- **SOURCE RECORDS**:
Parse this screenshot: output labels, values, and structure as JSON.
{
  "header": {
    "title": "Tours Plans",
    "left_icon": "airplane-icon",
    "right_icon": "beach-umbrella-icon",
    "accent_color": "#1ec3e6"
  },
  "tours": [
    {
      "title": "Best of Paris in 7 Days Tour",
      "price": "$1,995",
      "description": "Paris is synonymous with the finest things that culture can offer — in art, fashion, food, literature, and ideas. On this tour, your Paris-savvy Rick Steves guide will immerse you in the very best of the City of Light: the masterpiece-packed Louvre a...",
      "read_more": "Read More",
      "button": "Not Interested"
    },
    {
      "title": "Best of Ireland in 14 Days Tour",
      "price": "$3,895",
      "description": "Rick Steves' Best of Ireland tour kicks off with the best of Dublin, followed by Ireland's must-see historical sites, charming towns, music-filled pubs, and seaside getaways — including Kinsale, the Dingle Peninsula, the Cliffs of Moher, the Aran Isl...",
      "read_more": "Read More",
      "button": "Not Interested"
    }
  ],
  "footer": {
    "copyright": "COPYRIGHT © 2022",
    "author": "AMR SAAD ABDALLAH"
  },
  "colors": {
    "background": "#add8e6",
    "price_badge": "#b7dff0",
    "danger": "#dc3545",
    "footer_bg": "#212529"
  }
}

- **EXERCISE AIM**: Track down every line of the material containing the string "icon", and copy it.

- **OUTPUT OF THE EXERCISE**:
    "left_icon": "airplane-icon",
    "right_icon": "beach-umbrella-icon",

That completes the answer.